The movie has been previewed in more than 220 churches in recent weeks, and last Friday opened in Regal Cinema theaters in 34 cities. Ads are being run on Christian radio and in church bulletins, and Evangelical leaders have provided the film's website with Bible study and discussion guides.
"We pray everyone will see 'The Great Warming,' " says the Rev. Paul de Vries, president of New York Divinity School, who prepared the materials. "Science has given us an extraordinary wake-up call, but scriptural teaching gives us direction to be responsible for God's world."
Another website was created in early October to enable those who have seen the film to question political candidates running for Congress about where they stand on the issue (www.questionsforcandidates.org).
The film has support from a broad range of groups, including the National Council of Churches (NCC) and Jewish organizations, which have their own global warming initiatives. The NCC, for example, recently released a report on how member churches can reduce carbon emissions and overall utility expenses. The American Jewish Committee provides cash incentives to its employees to purchase fuel- efficient vehicles.
A "Call to Action" statement on the film's website has gathered dozens of signatories from a broad range of faith leaders, environmental groups, scientists, policymakers, and celebrities.
But converting and galvanizing Evangelicals is a major goal. "Too often Evangelicals have focused on just one or two issues," says Dr. de Vries.
The Rev. Joel Hunter, a Florida pastor who is the new president of the Christian Coalition, agrees.
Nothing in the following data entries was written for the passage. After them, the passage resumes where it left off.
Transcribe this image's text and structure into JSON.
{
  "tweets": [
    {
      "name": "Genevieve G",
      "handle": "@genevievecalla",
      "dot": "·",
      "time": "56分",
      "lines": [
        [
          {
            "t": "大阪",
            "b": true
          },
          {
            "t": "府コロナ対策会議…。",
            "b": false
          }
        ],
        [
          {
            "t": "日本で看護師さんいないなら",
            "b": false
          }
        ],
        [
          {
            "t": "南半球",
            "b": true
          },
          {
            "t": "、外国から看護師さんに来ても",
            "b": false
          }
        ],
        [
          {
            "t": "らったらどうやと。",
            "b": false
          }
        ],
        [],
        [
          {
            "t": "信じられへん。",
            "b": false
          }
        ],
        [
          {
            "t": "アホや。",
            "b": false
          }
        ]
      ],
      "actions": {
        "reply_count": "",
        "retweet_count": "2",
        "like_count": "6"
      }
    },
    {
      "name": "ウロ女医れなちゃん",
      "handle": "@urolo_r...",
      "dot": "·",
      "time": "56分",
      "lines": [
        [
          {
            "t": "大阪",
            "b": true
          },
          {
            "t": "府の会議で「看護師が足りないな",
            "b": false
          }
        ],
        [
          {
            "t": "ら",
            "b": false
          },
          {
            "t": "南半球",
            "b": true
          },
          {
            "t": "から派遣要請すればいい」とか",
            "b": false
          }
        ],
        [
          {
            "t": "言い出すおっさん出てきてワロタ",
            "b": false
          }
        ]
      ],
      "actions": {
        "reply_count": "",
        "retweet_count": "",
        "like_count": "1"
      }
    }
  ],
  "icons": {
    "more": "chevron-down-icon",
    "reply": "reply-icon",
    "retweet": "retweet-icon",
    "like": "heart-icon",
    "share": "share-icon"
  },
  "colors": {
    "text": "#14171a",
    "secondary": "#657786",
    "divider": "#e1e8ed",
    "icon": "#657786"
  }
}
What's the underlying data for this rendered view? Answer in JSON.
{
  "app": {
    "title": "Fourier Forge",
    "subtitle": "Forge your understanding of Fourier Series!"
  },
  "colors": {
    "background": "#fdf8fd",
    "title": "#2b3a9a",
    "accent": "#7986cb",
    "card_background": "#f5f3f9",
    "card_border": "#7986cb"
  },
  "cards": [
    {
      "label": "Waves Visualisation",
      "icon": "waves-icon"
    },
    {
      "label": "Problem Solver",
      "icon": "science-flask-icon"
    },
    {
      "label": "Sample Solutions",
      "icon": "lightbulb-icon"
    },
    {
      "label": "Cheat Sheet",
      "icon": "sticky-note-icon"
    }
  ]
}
Speaking just for himself on a recent "Call to Action" teleconference, he said, "I'm part of the religious right, and am one of those leaders who wants to expand the agenda." After viewing the film, his 12,000-member congregation formed a team to consider how to become more ecologically responsible.
The shift within Evangelicalism gained some momentum earlier this year when 86 Evangelical leaders issued a statement on global warming, saying climate change was not in doubt and human action was required. They were immediately criticized by other Evangelicals, however, and still are. Yet they can point to growing support.
"In a survey earlier this year, 66 percent of Evangelical people favored environmental legislation to address global warming, even if it cost as much as $15 per month per person," De Vries says.
Younger Evangelicals, in particular, are getting on the bandwagon, working on a draft statement of their own.
Some Evangelicals recognize the problem as a moral issue but still see it primarily as one of individuals taking action. Others insist it's long past time to call for policy changes.
"It's not just individuals turning off the lights, but whether industries continue to pump pollution into the atmosphere," says Tony Campolo, cofounder of a nonpartisan group, Red Letter Christians. "Unless government starts controlling industry better than it has, we are not going to have a solution to this problem."
With global warming affecting poor countries more than the developed world, Dr. Campolo says, there is a biblical imperative for a wealthy America, responsible for at least 25 percent of global carbon emissions, to act.
Such Evangelical leaders remain under fire from colleagues, but they are counting on the film to change minds, starting with pastors.
"Spiritual leaders are waking up to this broader responsibility, and congregations really respect what their local pastor says," Dr. Hunter adds. "Just as all politics is local, all spiritual growth is local. As more pastors are aware of this challenge, it will gain traction – and quickly, I think."
Durley is equally optimistic about the black church community. "There has been a raising of the veil of ignorance around this issue. As we talk to people throughout the South, they ask, 'How can we get mobilized?' "